An amateur theatrical company brings comedian Ben Elton's play, Gasping, to engaging and humorous life in Dubai.
Gasping with laughter
Compared to pressing play on the DVD remote, theatre can be mighty stressful. Along with the extra commitment involved in getting off of the sofa and going out to see a play, the big question - will this be any good or not - takes on extra significance. For the first 10 minutes, it's all you can do not to watch through split fingers, waiting for the crushing silence as one of them forgets their lines. Thankfully, somewhere around minute 12, things start to settle down - the hands come away from the face, one's breathing returns to normal and before you know it, you're laughing along with the rest of them. So it began with the Dubai Drama Group's production of Ben Elton's play Gasping at the Dubai Community Theatre and Arts Centre (Ductac) on Saturday night.
Written by the British writer and comedian Ben Elton, Gasping is a satirical comedy about corporate greed in which the brilliantly odious Sir Chiffley Lockhart (Eric Drury) is determined to make money where none existed before.

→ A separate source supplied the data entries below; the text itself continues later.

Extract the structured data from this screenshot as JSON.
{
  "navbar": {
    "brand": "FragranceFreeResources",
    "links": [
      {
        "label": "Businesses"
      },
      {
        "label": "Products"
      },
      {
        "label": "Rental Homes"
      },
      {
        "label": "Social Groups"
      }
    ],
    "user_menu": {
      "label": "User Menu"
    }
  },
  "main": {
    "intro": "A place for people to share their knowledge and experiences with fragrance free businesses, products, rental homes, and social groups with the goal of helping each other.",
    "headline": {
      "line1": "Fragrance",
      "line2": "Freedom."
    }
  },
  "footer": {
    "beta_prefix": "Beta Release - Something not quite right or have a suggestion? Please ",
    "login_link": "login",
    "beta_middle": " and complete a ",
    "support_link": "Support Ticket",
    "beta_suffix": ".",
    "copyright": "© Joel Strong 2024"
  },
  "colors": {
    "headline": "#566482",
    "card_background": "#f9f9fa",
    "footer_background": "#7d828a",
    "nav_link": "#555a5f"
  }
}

His sycophantic, eager-to-please number two, Philip (George Stothard) comes up with the idea of selling designer air, which soon becomes a global phenonmenon, before turning around and biting them, as purple-faced pensioners start keeling over on buses, and people in the developing world begin gasping.
The concept - which couldn't be more Eighties if it pulled on neon legwarmers and started dancing to Wham - has, according to the play's director Syl Rice, taken on a new significance with the economic downturn. While the assertion that young, aspiring upstarts will do anything to keep up with the Jones' has the ring of the Eighties (yuppie is written all over it) the play was given a new millennium overhaul in 2000, and the updated references are easy to spot. Where there was Aeroflot, there is Easyjet. And mentions of George Clooney and "tiny little Ericssons" have been thrown in to keep things fresh.
It can't have been easy for the four-strong cast (who, this being an amateur dramatic production, also have real jobs): Elton's machine gun-style patter means voicing reams of convoluted logic before ever getting to the point. And his trademark schoolboy sense of humour means that anyone not brought up on a diet of Blackadder might have struggled with delivery. Luckily, some of them clearly had. Drury was suitably reptilian as the corporate ogre, his deadpan utterance of lines such as "only the British could market a Pot Noodle because only the British could stomach it" spot on. And Strothard as Philip was as close to Hugh Laurie buffoonery as you could get without actual mimicry, right down to the high-pitched giggle and innocent eye-rolling. Hussain Hadi took a little longer to warm up as Sandy, spending too much time staring out into the lights à la Shakespeare when he was meant to be talking to people. And Susan Probert as the manipulative advertising executive Kirtsen spoke all her lines in the same sneery, shoulder-waggling tone - the result being that some did not get the laughs that they deserved.
Luckily, the whole play hinges on the performance of Philip, and Strothard was more than up to the job, managing to combine self-deprecating fun with a touching (but ultimately ineffective) moral fibre. In one hilarious scene where he and The Chief are being massaged rather too vigorously in a spa, he dealt with the double whammy of having to contort his body into various extraordinary positions while making the relevant pained noises with well-judged intensity.
Such is the skill of Elton's writing here that the performances would have had to be truly terrible to take away from the play's delightfully irreverent mood. But best of all was the evidence the night provided of a thriving dramatic scene in the city. It may not have been perfect - but for all its 10 minutes of self-induced pain, it certainly beat a night in with a DVD.